The decision was preempted by Beijing's ruling last week, after it circumvented Hong Kong's courts to hand down its own interpretation of the Basic Law. Beijing ruled that Hong Kong legislators must swear allegiance to the region as part of China.
The ruling also stated that an oath taker who does not recite the precise wording, "or takes the oath in a manner which is not sincere or not solemn," should be disqualified.
The decision was slammed by pro-democracy activists and legal experts, who interpret it as a major setback to Hong Kong's judicial independence and liberties. After Beijing's intervention, hundreds of Hong Kong lawyers took to the streets in silent protest.
Ahead of the ruling, Leung Chun-Ying called for a zero-tolerance policy against pro-independence activists.
"Those who are advocating for independence and other forms of splitting from the country are a small minority but I cannot lower my guard and cannot [give them] any tolerance," Hong Kong's leader told Chinese news agency Xinhua on Monday. "Members of the Hong Kong independence [movement] cannot appear in the political system."
Beijing's intervention will affect another review brought to court by a taxi driver questioning the sincerity of oaths taken by a further eight Hong Kong legislators. Another claim has questioned whether Leung Chun-Ying himself took a proper oath.
Hong Kong has been steeped in protests in recent years. In late 2014, the Occupy Central group led a series of demonstrations, known as the Umbrella Revolution, which saw tens of thousands protest against proposed reforms to Hong Kong's electoral system.
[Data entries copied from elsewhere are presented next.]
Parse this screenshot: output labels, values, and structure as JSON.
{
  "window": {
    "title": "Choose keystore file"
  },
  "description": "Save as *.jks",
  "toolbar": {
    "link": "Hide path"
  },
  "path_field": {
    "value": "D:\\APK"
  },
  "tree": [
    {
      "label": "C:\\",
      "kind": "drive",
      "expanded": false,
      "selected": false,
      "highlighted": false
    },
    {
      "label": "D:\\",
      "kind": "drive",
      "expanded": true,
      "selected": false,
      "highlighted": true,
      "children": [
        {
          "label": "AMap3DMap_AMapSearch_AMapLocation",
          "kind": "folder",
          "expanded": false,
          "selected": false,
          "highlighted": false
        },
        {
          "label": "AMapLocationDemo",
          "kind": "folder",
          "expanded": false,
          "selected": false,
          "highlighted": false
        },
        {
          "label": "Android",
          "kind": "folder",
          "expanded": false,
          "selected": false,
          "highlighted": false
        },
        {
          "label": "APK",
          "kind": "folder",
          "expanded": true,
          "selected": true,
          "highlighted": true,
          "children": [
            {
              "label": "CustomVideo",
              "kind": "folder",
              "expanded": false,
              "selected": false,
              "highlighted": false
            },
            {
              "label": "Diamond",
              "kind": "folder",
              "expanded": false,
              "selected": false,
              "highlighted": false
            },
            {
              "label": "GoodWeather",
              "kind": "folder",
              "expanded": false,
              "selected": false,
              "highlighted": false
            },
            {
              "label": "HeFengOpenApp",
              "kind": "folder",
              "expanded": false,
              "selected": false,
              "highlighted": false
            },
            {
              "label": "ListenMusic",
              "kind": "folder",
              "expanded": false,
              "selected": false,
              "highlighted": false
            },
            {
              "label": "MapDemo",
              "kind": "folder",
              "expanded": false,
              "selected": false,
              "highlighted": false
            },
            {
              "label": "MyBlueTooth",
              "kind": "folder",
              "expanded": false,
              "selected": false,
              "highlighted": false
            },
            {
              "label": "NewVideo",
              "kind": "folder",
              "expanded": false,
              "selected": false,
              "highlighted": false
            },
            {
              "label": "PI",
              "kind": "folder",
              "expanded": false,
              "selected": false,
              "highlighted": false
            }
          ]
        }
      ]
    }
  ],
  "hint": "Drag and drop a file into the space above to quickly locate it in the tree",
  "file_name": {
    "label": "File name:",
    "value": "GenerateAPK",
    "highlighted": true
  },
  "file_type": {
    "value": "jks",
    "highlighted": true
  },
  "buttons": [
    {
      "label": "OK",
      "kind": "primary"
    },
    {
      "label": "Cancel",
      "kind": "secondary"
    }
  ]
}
The protests were broken up without any political concessions from the government.
After being handed back to China from Britain in 1997, Hong Kong's "one country, two systems" deal protects its freedoms for 50 years.
dm/msh (Reuters, AP, AFP)